LONDON (Reuters) – Oil prices fell on Tuesday, depressed by concerns that the U.S.-China trade dispute will dent economic growth and by signs of rising global supply despite upcoming sanctions against Iran.
FILE PHOTO – An employee holds a gas pump to refill a car at a petrol station in central Seoul April 6, 2011. REUTERS/Lee Jae-Won
Benchmark Brent crude oil LCOc1 was down 70 cents a barrel at $76.64 by 1035 GMT. U.S. light crude CLc1 was down 50 cents at $66.54.
Both contracts have recovered ground over the last week but are around $10 a barrel below four-year highs reached in the first week of October.
Oil has been caught in the global financial market slump this month, with equities under pressure from the trade war between the world’s two largest economies.
Financial markets found some support on Tuesday from reports that U.S. President Donald Trump thinks “a great deal” with China is possible on trade.
But for now the dispute between Washington and Beijing goes on and looks set to curb global economic growth and fuel demand.
The International Energy Agency (IEA) said on Tuesday high oil prices were hurting consumers and could dent fuel demand at a time of slowing global economic activity.
“There are two downward pressures on global oil demand growth. One is high oil prices, and in many countries they’re directly related to consumer prices. The second one is global economic growth momentum slowing down,” IEA chief Fatih Birol told an energy conference in Singapore.

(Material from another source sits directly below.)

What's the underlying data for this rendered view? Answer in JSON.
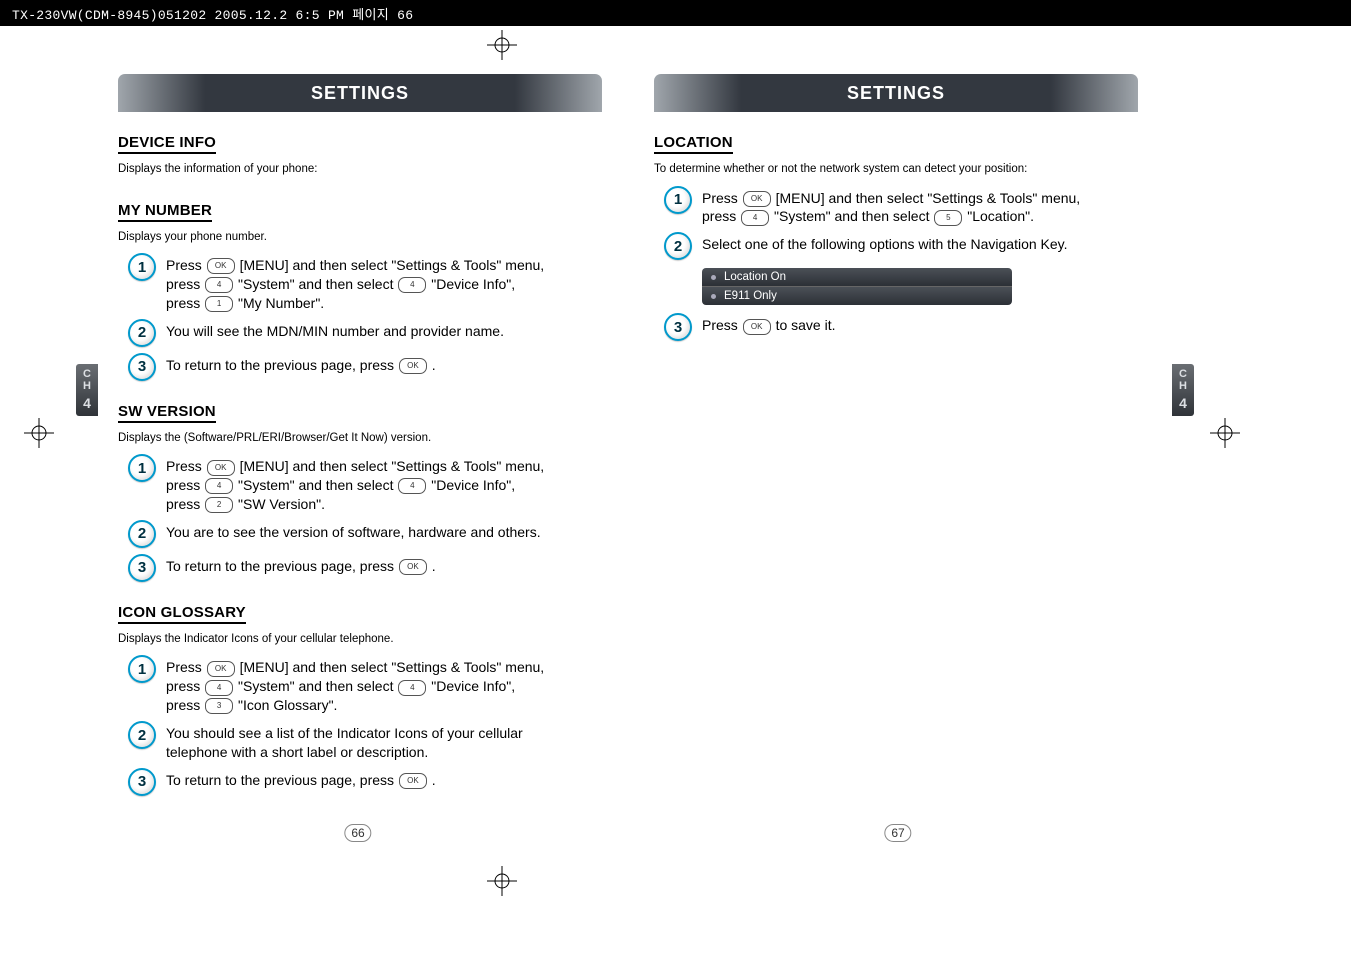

Consultancy JBC Energy said the oil price weakness was “probably driven by the wider negative market sentiment amid speculation about additional U.S. tariffs on Chinese imports, should upcoming talks fail to produce the desired results”.
Oil is also under pressure from rising output by the world’s biggest producers — Russia, the United States and Saudi Arabia — which is helping to replenish global oil inventories after more than a year of stock draws.
Oil production from these three producers reached 33 million barrels per day (bpd) for the first time in September, Refinitiv Eikon data showed. C-RU-OUT C-OUT-T-EIA PRODN-SA
That’s an increase of 10 million bpd since the start of the decade and means these three producers alone now meet a third of global crude demand.
The United States is set to impose new sanctions on Iranian crude from next week and exports from the Islamic Republic have already begun to fall.
But there appears to be no significant shortage of crude. Saudi Arabia and Russia have said they will pump enough to meet demand once U.S. sanctions are imposed.
Iran’s seaborne crude exports have fallen from a 2018 peak of just over 2.5 million bpd in May to around 1.5 million bpd in September and October, Eikon data showed.
Reporting by Christopher Johnson in London and Henning Gloystein in Singapore; Editing by Dale Hudson and Edmund Blair